Men with higher levels of stress may be less fertile than those with lower levels, according to a new study.
Scientists at Columbia University and Rutgers School of Public Health assessed 193 ages 38 to 49 between the years of 2005 and 2008. Through a series of tests, the researchers assessed the participants’ stress levels in the workplace, stressful life events and overall stress. The men then provided semen samples, which the researchers analyzed for semen concentration, sperm shape and sperm movement—factors that are assessed in standard fertility testing methods.
The results of the study, published in the journal Fertility and Sterility, showed that the men who experienced two or more stressful events within the past year demonstrated less sperm movement and had a lower percentage of normal sperm shape, when compared with the men who experienced no stressful events. The findings also showed that men with higher levels of stress in the workplace had decreased levels of testosterone, which researchers said could affect fertility.

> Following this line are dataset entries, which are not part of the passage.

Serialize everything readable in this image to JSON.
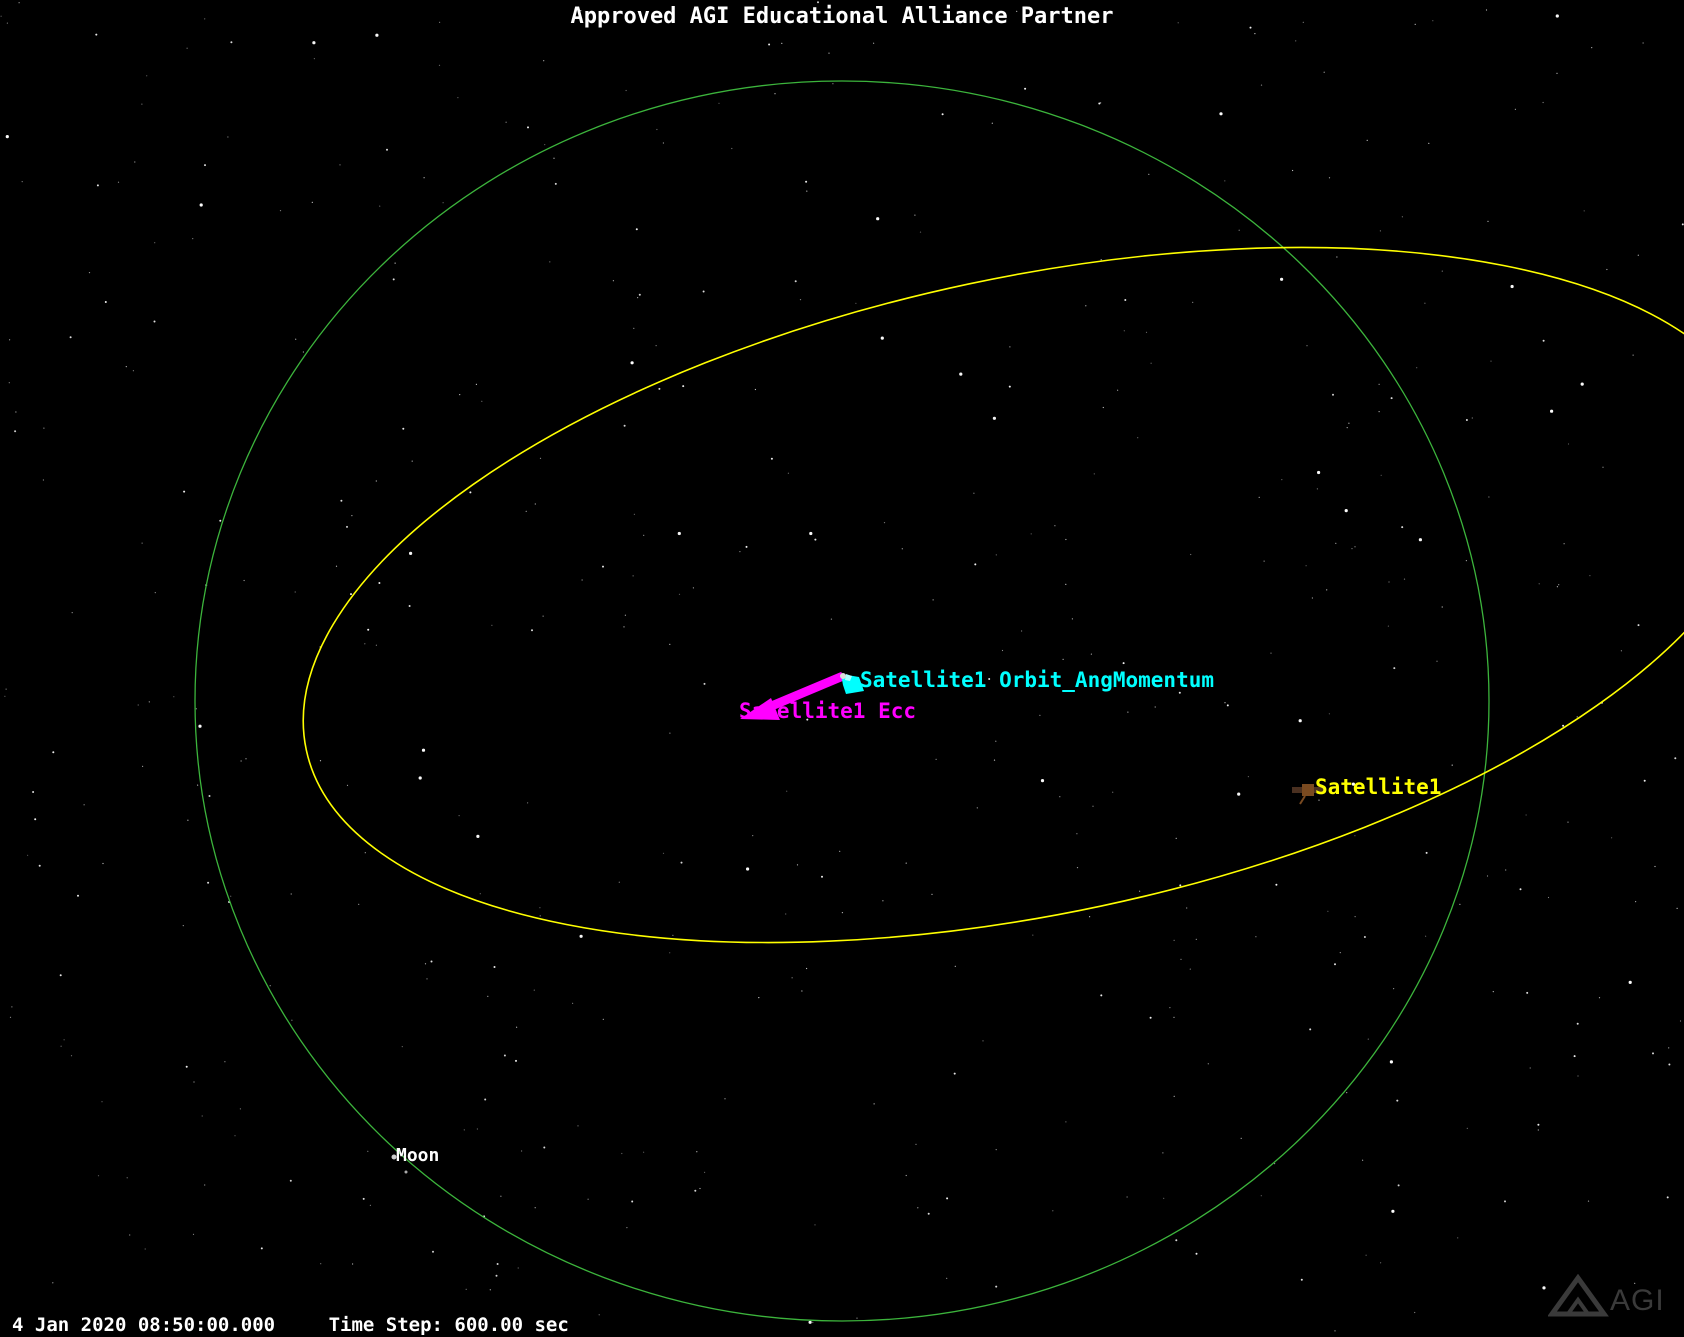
{
  "banner": {
    "text": "Approved AGI Educational Alliance Partner"
  },
  "labels": {
    "angular_momentum": "Satellite1 Orbit_AngMomentum",
    "eccentricity": "Satellite1 Ecc",
    "satellite": "Satellite1",
    "moon": "Moon"
  },
  "status": {
    "datetime": "4 Jan 2020 08:50:00.000",
    "time_step": "Time Step: 600.00 sec"
  },
  "logo": {
    "text": "AGI"
  },
  "colors": {
    "background": "#000000",
    "moon_orbit": "#3cb43c",
    "satellite_orbit": "#ffff00",
    "ang_momentum_vector": "#00ffff",
    "eccentricity_vector": "#ff00ff",
    "satellite_label": "#ffff00",
    "moon_label": "#ffffff"
  },
  "icons": {
    "satellite": "satellite-icon",
    "moon": "moon-icon"
  }
}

The researchers concluded that men’s social environment may affect their reproductive health, but acknowledged that it remains unclear how exactly stress may affect the quality of semen.